I hate to break it to the racial obsessives, but despite much of what you hear, America is getting a lot cooler racially—and quickly.
A new report for Pew’s Stateline project found that since 2010, there are 69 more counties without a clear racial majority group. That’s an increase of 33 percent for a total of 152. Now, that still leaves nearly 3,000 counties that are majority-this or majority-that, so it’s not like we’re already living in the palmy days of post-racial America.
And a handful of counties are moving the other way—toward the racial homogeneity that became the norm after the white-flight 1960s and 1970s. New Hispanic-majority counties include San Bernardino and Riverside in the L.A. megalopolis and Bernalillo County, New Mexico, home to Albuquerque. There are new black majorities in Richland County, South Carolina, where the state capital, Columbia, sits and Maryland’s Charles County in the Washington suburbs.
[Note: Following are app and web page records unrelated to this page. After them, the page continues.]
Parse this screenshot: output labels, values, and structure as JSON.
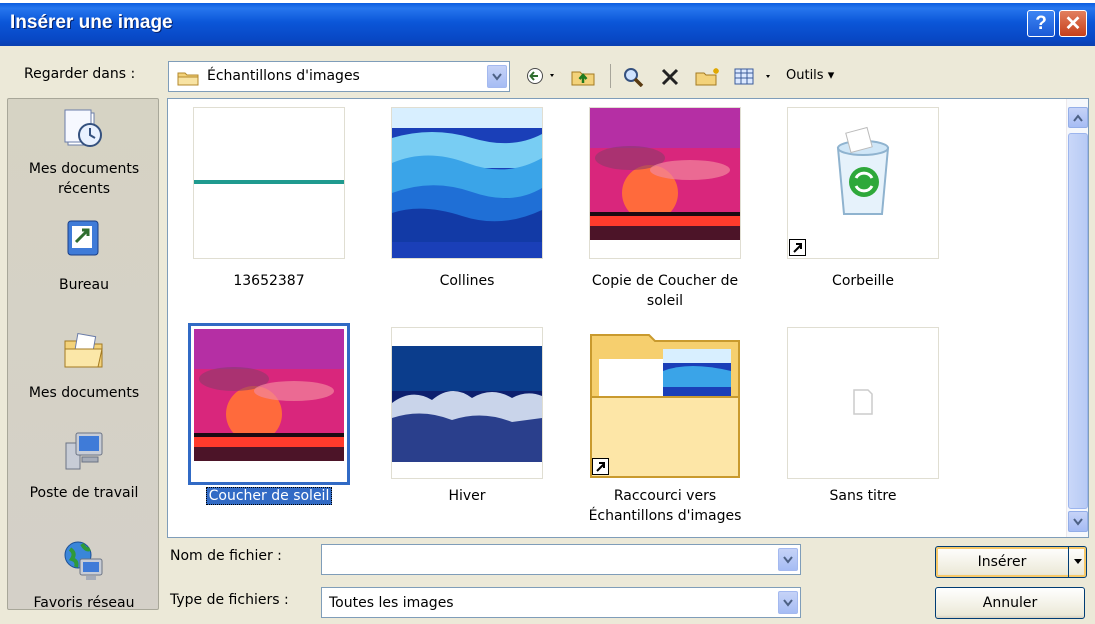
{
  "window": {
    "title": "Insérer une image",
    "help_glyph": "?",
    "close_glyph": "✕"
  },
  "toolbar": {
    "look_in_label": "Regarder dans :",
    "look_in_value": "Échantillons d'images",
    "tools_label": "Outils ▾",
    "icons": [
      "back-icon",
      "up-folder-icon",
      "search-web-icon",
      "delete-icon",
      "new-folder-icon",
      "views-icon"
    ]
  },
  "places": [
    {
      "label": "Mes documents\nrécents",
      "icon": "recent-documents-icon"
    },
    {
      "label": "Bureau",
      "icon": "desktop-icon"
    },
    {
      "label": "Mes documents",
      "icon": "my-documents-icon"
    },
    {
      "label": "Poste de travail",
      "icon": "my-computer-icon"
    },
    {
      "label": "Favoris réseau",
      "icon": "network-places-icon"
    }
  ],
  "files": [
    {
      "name": "13652387",
      "kind": "image-line"
    },
    {
      "name": "Collines",
      "kind": "image-hills"
    },
    {
      "name": "Copie de Coucher de soleil",
      "kind": "image-sunset"
    },
    {
      "name": "Corbeille",
      "kind": "recycle-bin",
      "shortcut": true
    },
    {
      "name": "Coucher de soleil",
      "kind": "image-sunset",
      "selected": true
    },
    {
      "name": "Hiver",
      "kind": "image-winter"
    },
    {
      "name": "Raccourci vers Échantillons d'images",
      "kind": "folder",
      "shortcut": true
    },
    {
      "name": "Sans titre",
      "kind": "blank"
    }
  ],
  "bottom": {
    "filename_label": "Nom de fichier :",
    "filename_value": "",
    "filetype_label": "Type de fichiers :",
    "filetype_value": "Toutes les images",
    "insert_label": "Insérer",
    "cancel_label": "Annuler"
  },
  "colors": {
    "title_blue": "#0b56d8",
    "selection": "#316ac5",
    "dialog_bg": "#ece9d8",
    "teal_line": "#1f9a8f"
  }
}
But, those are clearly the exceptions. For at least two decades, the trend has been away from racial and ethnic self-segregation. And when we look at what kind of counties are diversifying and where they’re located, you can see how America’s centuries-long racial obsession could be waning.
Georgia, New Mexico, North Carolina, Texas, and Virginia are home to most of the new no-majority counties, and the counties on the list already are also mostly in the South and West. It’s not surprising that the fastest-growing places, by population and economy, are among the most diverse. Boom towns aren’t picky about worker ethnicity, and opportunity remains a trans-cultural draw.